Conviction Flawed in First Guantánamo War Crimes Trial
New York—The long-expected conviction today of Yemeni national Salim Ahmed Hamdan by a U.S. government military commission in Guantánamo proves more about the pervasive flaws in the commission system than it does the guilt of Hamdan, said Human Rights First of the verdict reached in the third day of deliberations by a panel of six senior U.S. military officers.
Hamdan, who admitted he was Osama bin Laden’s driver, was convicted today of material support for terrorism in the first U.S. military commission trial since just after World War II. A sentencing hearing is expected to begin this week.
“This outcome was pre-determined—not by the court, but by the government—well before the trial even began,” said Sahr MuhammedAlly, Senior Associate in the Law & Security program at Human Rights First, and who observed parts of the Hamdan trial in Guantánamo. “From the outset the government designed a commission system heavily stacked in favor of conviction, to the point of allowing evidence obtained through extreme physical abuse if not torture. And if the verdict had gone the other way, Hamdan would almost certainly have continued to be detained indefinitely by the government as an ‘unlawful enemy combatant,’ until the administration decides the ‘war on terror’ to be over.
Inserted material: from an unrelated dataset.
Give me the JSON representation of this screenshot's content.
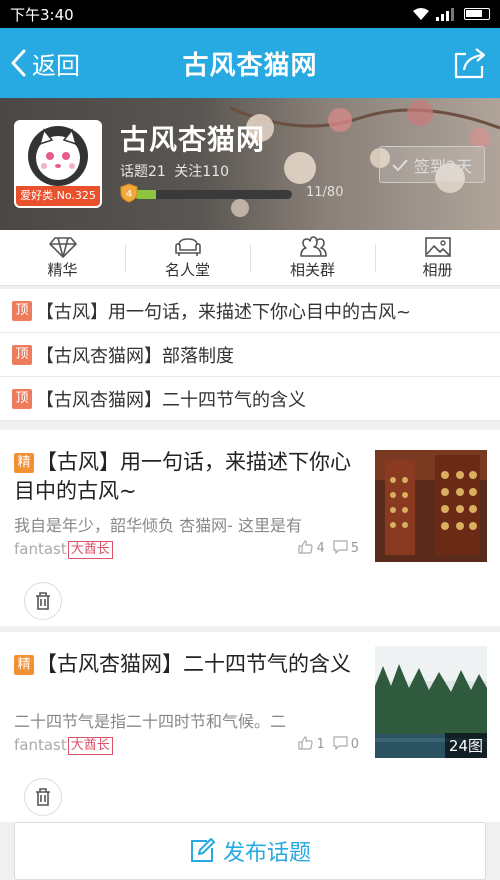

That makes the commission proceedings little more than window dressing,” added MuhammedAlly.
“One of the foremost obligations of the Bush administration since September 11 has been to provide a legal process that could bring those implicated in the horrific acts of that day to justice,” said Elisa Massimino, Washington Director of Human Rights First. “Our regular courts could do that, but the administration’s military commissions have no legitimacy or credibility.”
Human Rights First has attended nearly every military commission hearing, including the Hamdan pre-trial hearings and trial, since they began in 2004. From the inception of the commissions, Human Rights First has raised concerns over the prosecution of detainees.
“The system that produced this conviction allows the admission of evidence obtained through abuse and even torture, ignores fundamental tenets of due process, and has shown itself vulnerable at every turn to unlawful command influence, manipulation and political pressure. Inventing an entirely new trial system with such profound flaws was not only inconsistent with American traditions and standards of justice, but unnecessary as well,” said Massimino. “Our existing criminal courts – civilian and military – are well equipped to handle these cases.”